- _Problem_: Each entry below should be printed exactly as given.
─── Material shown ───
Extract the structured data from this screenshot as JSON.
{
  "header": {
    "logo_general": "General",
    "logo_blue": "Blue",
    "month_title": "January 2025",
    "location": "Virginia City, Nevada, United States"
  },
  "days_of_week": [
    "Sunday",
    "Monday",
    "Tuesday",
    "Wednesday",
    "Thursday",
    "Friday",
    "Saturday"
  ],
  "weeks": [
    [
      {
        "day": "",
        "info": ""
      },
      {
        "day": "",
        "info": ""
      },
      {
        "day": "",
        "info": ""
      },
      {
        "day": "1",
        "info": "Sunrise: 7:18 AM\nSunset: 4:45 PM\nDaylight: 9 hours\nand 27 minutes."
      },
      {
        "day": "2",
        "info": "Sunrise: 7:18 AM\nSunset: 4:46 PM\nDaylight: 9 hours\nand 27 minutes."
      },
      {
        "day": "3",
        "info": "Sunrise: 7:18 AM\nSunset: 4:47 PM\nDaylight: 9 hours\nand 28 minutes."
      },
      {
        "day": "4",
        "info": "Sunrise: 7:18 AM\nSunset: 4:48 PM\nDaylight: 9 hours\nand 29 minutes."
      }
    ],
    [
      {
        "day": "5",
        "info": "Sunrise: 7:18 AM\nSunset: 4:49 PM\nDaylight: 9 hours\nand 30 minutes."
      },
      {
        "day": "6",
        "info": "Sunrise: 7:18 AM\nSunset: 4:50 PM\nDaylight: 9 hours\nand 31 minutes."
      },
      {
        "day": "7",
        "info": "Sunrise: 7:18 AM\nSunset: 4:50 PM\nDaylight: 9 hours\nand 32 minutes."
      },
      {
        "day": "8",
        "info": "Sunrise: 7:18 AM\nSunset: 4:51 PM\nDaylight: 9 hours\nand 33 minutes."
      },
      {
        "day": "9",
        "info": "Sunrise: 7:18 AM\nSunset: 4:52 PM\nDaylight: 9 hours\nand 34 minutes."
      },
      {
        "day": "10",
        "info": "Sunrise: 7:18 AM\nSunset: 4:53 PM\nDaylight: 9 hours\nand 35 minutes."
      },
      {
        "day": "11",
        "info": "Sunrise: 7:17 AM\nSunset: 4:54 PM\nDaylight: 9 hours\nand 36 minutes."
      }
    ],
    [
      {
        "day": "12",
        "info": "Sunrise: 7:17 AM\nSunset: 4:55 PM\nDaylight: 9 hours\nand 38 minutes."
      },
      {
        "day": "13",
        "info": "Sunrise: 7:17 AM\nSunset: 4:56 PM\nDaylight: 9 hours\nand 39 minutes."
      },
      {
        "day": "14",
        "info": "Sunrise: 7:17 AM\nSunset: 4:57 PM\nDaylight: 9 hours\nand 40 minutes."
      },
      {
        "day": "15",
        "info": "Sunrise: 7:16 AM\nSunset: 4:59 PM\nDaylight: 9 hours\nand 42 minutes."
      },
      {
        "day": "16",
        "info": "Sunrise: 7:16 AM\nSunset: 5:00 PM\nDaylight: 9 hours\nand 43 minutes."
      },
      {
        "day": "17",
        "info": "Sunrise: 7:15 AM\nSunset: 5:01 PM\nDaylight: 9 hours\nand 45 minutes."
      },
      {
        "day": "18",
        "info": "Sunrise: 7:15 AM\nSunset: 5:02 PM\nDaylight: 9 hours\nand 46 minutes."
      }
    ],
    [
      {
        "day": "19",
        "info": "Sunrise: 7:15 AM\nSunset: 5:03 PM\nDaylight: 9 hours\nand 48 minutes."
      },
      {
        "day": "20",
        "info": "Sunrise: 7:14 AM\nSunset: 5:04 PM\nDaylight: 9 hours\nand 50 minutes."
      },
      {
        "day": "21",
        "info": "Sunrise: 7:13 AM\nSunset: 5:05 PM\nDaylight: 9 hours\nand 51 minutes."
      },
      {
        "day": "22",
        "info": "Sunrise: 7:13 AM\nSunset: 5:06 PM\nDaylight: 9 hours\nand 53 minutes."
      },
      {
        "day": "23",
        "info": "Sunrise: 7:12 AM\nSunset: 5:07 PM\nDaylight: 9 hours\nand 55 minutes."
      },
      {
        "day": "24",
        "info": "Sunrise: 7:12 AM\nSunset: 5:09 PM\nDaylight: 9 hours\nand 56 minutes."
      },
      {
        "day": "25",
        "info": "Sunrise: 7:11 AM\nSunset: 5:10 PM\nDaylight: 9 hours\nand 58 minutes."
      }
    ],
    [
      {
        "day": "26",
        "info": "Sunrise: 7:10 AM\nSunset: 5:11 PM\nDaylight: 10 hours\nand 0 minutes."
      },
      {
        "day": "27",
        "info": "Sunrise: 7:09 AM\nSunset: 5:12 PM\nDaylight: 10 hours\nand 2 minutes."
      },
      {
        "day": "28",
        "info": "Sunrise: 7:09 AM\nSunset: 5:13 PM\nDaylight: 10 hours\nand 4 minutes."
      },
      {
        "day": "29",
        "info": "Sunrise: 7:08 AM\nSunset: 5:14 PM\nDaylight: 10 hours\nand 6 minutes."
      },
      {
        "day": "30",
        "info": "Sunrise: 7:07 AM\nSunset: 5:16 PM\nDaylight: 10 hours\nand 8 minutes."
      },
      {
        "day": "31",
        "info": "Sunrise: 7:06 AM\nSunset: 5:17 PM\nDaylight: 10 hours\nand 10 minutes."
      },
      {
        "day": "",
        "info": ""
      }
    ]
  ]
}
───
- _Answer box_:
Extract the structured data from this screenshot as JSON.
{
  "header": {
    "logo_general": "General",
    "logo_blue": "Blue",
    "month_title": "January 2025",
    "location": "Virginia City, Nevada, United States"
  },
  "days_of_week": [
    "Sunday",
    "Monday",
    "Tuesday",
    "Wednesday",
    "Thursday",
    "Friday",
    "Saturday"
  ],
  "weeks": [
    [
      {
        "day": "",
        "info": ""
      },
      {
        "day": "",
        "info": ""
      },
      {
        "day": "",
        "info": ""
      },
      {
        "day": "1",
        "info": "Sunrise: 7:18 AM\nSunset: 4:45 PM\nDaylight: 9 hours\nand 27 minutes."
      },
      {
        "day": "2",
        "info": "Sunrise: 7:18 AM\nSunset: 4:46 PM\nDaylight: 9 hours\nand 27 minutes."
      },
      {
        "day": "3",
        "info": "Sunrise: 7:18 AM\nSunset: 4:47 PM\nDaylight: 9 hours\nand 28 minutes."
      },
      {
        "day": "4",
        "info": "Sunrise: 7:18 AM\nSunset: 4:48 PM\nDaylight: 9 hours\nand 29 minutes."
      }
    ],
    [
      {
        "day": "5",
        "info": "Sunrise: 7:18 AM\nSunset: 4:49 PM\nDaylight: 9 hours\nand 30 minutes."
      },
      {
        "day": "6",
        "info": "Sunrise: 7:18 AM\nSunset: 4:50 PM\nDaylight: 9 hours\nand 31 minutes."
      },
      {
        "day": "7",
        "info": "Sunrise: 7:18 AM\nSunset: 4:50 PM\nDaylight: 9 hours\nand 32 minutes."
      },
      {
        "day": "8",
        "info": "Sunrise: 7:18 AM\nSunset: 4:51 PM\nDaylight: 9 hours\nand 33 minutes."
      },
      {
        "day": "9",
        "info": "Sunrise: 7:18 AM\nSunset: 4:52 PM\nDaylight: 9 hours\nand 34 minutes."
      },
      {
        "day": "10",
        "info": "Sunrise: 7:18 AM\nSunset: 4:53 PM\nDaylight: 9 hours\nand 35 minutes."
      },
      {
        "day": "11",
        "info": "Sunrise: 7:17 AM\nSunset: 4:54 PM\nDaylight: 9 hours\nand 36 minutes."
      }
    ],
    [
      {
        "day": "12",
        "info": "Sunrise: 7:17 AM\nSunset: 4:55 PM\nDaylight: 9 hours\nand 38 minutes."
      },
      {
        "day": "13",
        "info": "Sunrise: 7:17 AM\nSunset: 4:56 PM\nDaylight: 9 hours\nand 39 minutes."
      },
      {
        "day": "14",
        "info": "Sunrise: 7:17 AM\nSunset: 4:57 PM\nDaylight: 9 hours\nand 40 minutes."
      },
      {
        "day": "15",
        "info": "Sunrise: 7:16 AM\nSunset: 4:59 PM\nDaylight: 9 hours\nand 42 minutes."
      },
      {
        "day": "16",
        "info": "Sunrise: 7:16 AM\nSunset: 5:00 PM\nDaylight: 9 hours\nand 43 minutes."
      },
      {
        "day": "17",
        "info": "Sunrise: 7:15 AM\nSunset: 5:01 PM\nDaylight: 9 hours\nand 45 minutes."
      },
      {
        "day": "18",
        "info": "Sunrise: 7:15 AM\nSunset: 5:02 PM\nDaylight: 9 hours\nand 46 minutes."
      }
    ],
    [
      {
        "day": "19",
        "info": "Sunrise: 7:15 AM\nSunset: 5:03 PM\nDaylight: 9 hours\nand 48 minutes."
      },
      {
        "day": "20",
        "info": "Sunrise: 7:14 AM\nSunset: 5:04 PM\nDaylight: 9 hours\nand 50 minutes."
      },
      {
        "day": "21",
        "info": "Sunrise: 7:13 AM\nSunset: 5:05 PM\nDaylight: 9 hours\nand 51 minutes."
      },
      {
        "day": "22",
        "info": "Sunrise: 7:13 AM\nSunset: 5:06 PM\nDaylight: 9 hours\nand 53 minutes."
      },
      {
        "day": "23",
        "info": "Sunrise: 7:12 AM\nSunset: 5:07 PM\nDaylight: 9 hours\nand 55 minutes."
      },
      {
        "day": "24",
        "info": "Sunrise: 7:12 AM\nSunset: 5:09 PM\nDaylight: 9 hours\nand 56 minutes."
      },
      {
        "day": "25",
        "info": "Sunrise: 7:11 AM\nSunset: 5:10 PM\nDaylight: 9 hours\nand 58 minutes."
      }
    ],
    [
      {
        "day": "26",
        "info": "Sunrise: 7:10 AM\nSunset: 5:11 PM\nDaylight: 10 hours\nand 0 minutes."
      },
      {
        "day": "27",
        "info": "Sunrise: 7:09 AM\nSunset: 5:12 PM\nDaylight: 10 hours\nand 2 minutes."
      },
      {
        "day": "28",
        "info": "Sunrise: 7:09 AM\nSunset: 5:13 PM\nDaylight: 10 hours\nand 4 minutes."
      },
      {
        "day": "29",
        "info": "Sunrise: 7:08 AM\nSunset: 5:14 PM\nDaylight: 10 hours\nand 6 minutes."
      },
      {
        "day": "30",
        "info": "Sunrise: 7:07 AM\nSunset: 5:16 PM\nDaylight: 10 hours\nand 8 minutes."
      },
      {
        "day": "31",
        "info": "Sunrise: 7:06 AM\nSunset: 5:17 PM\nDaylight: 10 hours\nand 10 minutes."
      },
      {
        "day": "",
        "info": ""
      }
    ]
  ]
}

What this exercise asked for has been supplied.